You've already learned how to set properties using the Shared Workspace page in Office 2003 programs. Now you'll learn how to do so using a Web browser. This is handy because it allows you to change properties without opening an application.

  1. In the Trey Research Visit document library, go to the Spreadsheets folder.
  2. Rest the pointer over Start-up capital estimate1.xls, and then click the arrow to display a drop-down menu.
  3. On the drop-down menu, click Edit Properties.
  4. In the Status field, choose Complete.
  5. Click Save and Close.

Suggested next steps

Congratulations on completing this tutorial! Now that you have learned the basics of working with document libraries, here are a few suggestions for additional tasks you can try, to learn about Windows SharePoint Services:

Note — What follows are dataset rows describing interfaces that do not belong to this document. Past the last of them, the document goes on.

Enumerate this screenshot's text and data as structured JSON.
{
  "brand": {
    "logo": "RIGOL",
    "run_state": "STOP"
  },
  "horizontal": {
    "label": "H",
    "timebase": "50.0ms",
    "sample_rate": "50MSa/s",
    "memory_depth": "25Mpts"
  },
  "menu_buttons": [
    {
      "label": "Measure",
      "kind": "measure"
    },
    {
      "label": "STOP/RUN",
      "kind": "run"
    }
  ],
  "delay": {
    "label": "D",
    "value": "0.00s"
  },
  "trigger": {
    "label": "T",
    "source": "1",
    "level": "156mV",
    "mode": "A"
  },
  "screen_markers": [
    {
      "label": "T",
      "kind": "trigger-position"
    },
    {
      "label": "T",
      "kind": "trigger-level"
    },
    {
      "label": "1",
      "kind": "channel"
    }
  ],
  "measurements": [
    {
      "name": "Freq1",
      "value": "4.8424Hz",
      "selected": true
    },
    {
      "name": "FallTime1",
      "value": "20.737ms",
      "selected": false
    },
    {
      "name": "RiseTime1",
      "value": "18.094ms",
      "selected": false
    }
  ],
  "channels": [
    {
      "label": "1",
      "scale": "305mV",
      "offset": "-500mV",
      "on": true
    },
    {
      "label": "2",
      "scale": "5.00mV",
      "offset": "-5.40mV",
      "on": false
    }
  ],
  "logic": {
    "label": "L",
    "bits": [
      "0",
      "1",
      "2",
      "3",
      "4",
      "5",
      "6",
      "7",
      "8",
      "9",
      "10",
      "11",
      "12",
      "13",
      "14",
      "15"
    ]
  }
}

After you finish this tutorial, you will probably want to delete your practice SharePoint site or just the practice document library so that you don't waste your server resources. (You must be a member of the Administrator site group for your site to delete a document library. If you are not a member of the Administrator site group, you can ask the person who created the document library for you to delete it.)

Delete a site
  1. Click Site Settings on the top link bar of your site.
  2. On the Site Settings Page, click Go to Site Administration.
  3. On the Site Administration page, in the Management and Statistics section, click Delete this site.
  4. On the confirmation page, click Delete.
Delete a document library
  1. On the page that displays the document library, under Actions, click Modify settings and columns.
  2. Under General Settings, click Delete this document library.
  3. Click OK.

 Note   The example companies, organizations, products, domain names, e-mail addresses, logos, people, places, and events depicted herein are fictitious. No association with any real company, organization, product, domain name, email address, logo, person, places, or events is intended or should be inferred.

 
 
Applies to:
Deployment Center 2003, Windows Sharepoint Services 2.0